Then, out of the blue last week came the comments from Information Minister George Kordahi. A staunch supporter of Bashar Assad in Syria and the Iran-Assad-Hezbollah resistance axis, the TV presenter-turned-politician described the war in Yemen as “absurd and futile” and accused the Gulf states of slaughtering Yemenis. This raised eyebrows in the Gulf states, especially in light of the fact that the egocentric minister had earned his money and made his name working for a Saudi TV channel. His comments about Yemen and the Houthis were the straw that broke the camel’s back. Saudi Foreign Minister Prince Faisal bin Farhan described them as a “symptom” that reflects the “reality” that Hezbollah still controls Lebanon.

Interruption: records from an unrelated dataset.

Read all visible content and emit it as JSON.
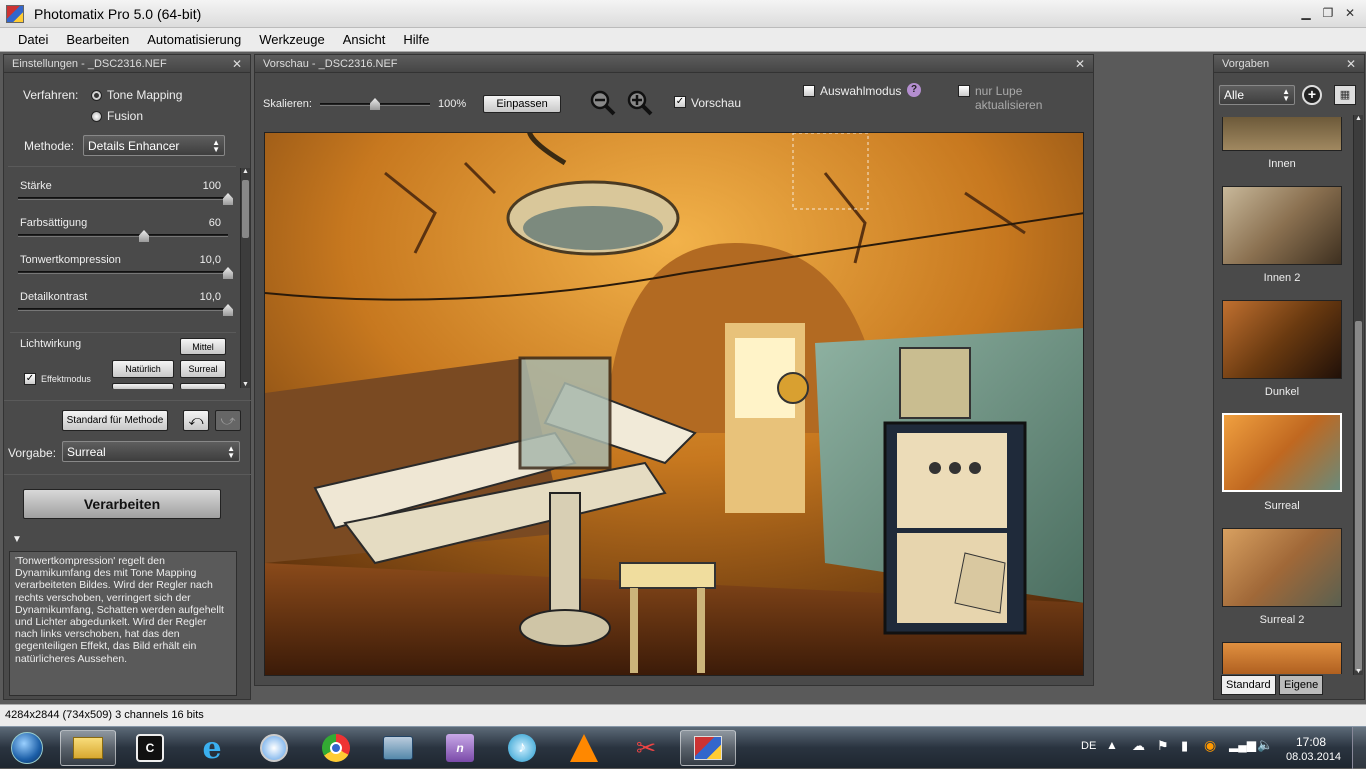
{
  "window": {
    "title": "Photomatix Pro 5.0 (64-bit)"
  },
  "menu": [
    "Datei",
    "Bearbeiten",
    "Automatisierung",
    "Werkzeuge",
    "Ansicht",
    "Hilfe"
  ],
  "settings": {
    "header": "Einstellungen - _DSC2316.NEF",
    "verfahren_label": "Verfahren:",
    "option_tone_mapping": "Tone Mapping",
    "option_fusion": "Fusion",
    "methode_label": "Methode:",
    "methode_value": "Details Enhancer",
    "sliders": [
      {
        "label": "Stärke",
        "value": "100",
        "fraction": 1.0
      },
      {
        "label": "Farbsättigung",
        "value": "60",
        "fraction": 0.6
      },
      {
        "label": "Tonwertkompression",
        "value": "10,0",
        "fraction": 1.0
      },
      {
        "label": "Detailkontrast",
        "value": "10,0",
        "fraction": 1.0
      }
    ],
    "lichtwirkung_label": "Lichtwirkung",
    "btn_mittel": "Mittel",
    "btn_natuerlich": "Natürlich",
    "btn_surreal": "Surreal",
    "effektmodus_label": "Effektmodus",
    "standard_button": "Standard für Methode",
    "vorgabe_label": "Vorgabe:",
    "vorgabe_value": "Surreal",
    "process_button": "Verarbeiten",
    "help_text": "'Tonwertkompression' regelt den Dynamikumfang des mit Tone Mapping verarbeiteten Bildes. Wird der Regler nach rechts verschoben, verringert sich der Dynamikumfang, Schatten werden aufgehellt und Lichter abgedunkelt. Wird der Regler nach links verschoben, hat das den gegenteiligen Effekt, das Bild erhält ein natürlicheres Aussehen."
  },
  "preview": {
    "header": "Vorschau - _DSC2316.NEF",
    "scale_label": "Skalieren:",
    "scale_value": "100%",
    "fit_button": "Einpassen",
    "preview_label": "Vorschau",
    "selection_label": "Auswahlmodus",
    "help_icon_text": "?",
    "loupe_label": "nur Lupe aktualisieren"
  },
  "presets": {
    "header": "Vorgaben",
    "filter_value": "Alle",
    "items": [
      {
        "label": "Innen"
      },
      {
        "label": "Innen 2"
      },
      {
        "label": "Dunkel"
      },
      {
        "label": "Surreal"
      },
      {
        "label": "Surreal 2"
      }
    ],
    "tab_standard": "Standard",
    "tab_eigene": "Eigene"
  },
  "status": {
    "text": "4284x2844 (734x509) 3 channels 16 bits"
  },
  "taskbar": {
    "lang": "DE",
    "time": "17:08",
    "date": "08.03.2014"
  }
}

Saudi Arabia ordered the Lebanese ambassador to leave the country, as did Bahrain and Kuwait, and the UAE recalled its ambassador from Beirut. Mikati, who was hoping to gain both credibility and cash in the Gulf, suddenly found himself more isolated than ever.
It is yet to be seen how Najib Mikati will take the setback: Will he go all in or will he fold and resign?
Dr. Dania Koleilat Khatib
Meanwhile, where the new Lebanese government had been counting on American appeasement, it has instead been confronted with accountability. Two contractors were recently sanctioned by Washington, as well as the former head of general security, a sitting MP with close links to Hezbollah. Suddenly, all efforts to build credibility were shattered. In response to the chaos, the prime minister asked Kordahi to resign. However, the minister, who is in the pockets of both Hezbollah and Assad, is more defiant than ever and refuses to apologize or step down.
The clash between Lebanon and the Gulf states is motivating growing numbers of Lebanese citizens to say that the present government does not represent them. Business communities in the region have been quick to condemn Kordahi’s comments and to distance themselves from his government. The trend is toward growing domestic, as well as international, distancing from the Mikati government.
The once-hopeful prime minister who was banking on boosting his credibility with the international community to secure the funds from which he could build a base from which to reinvent himself and the political elite now seems to be stuck. It is yet to be seen how he will take the setback: Will he go all in or will he fold and resign?
- Dr. Dania Koleilat Khatib is a specialist in US-Arab relations with a focus on lobbying. She is co-founder of the Research Center for Cooperation and Peace Building, a Lebanese nongovernmental organization focused on Track II. She is also an affiliate scholar with the Issam Fares Institute for Public Policy and International Affairs at the American University of Beirut.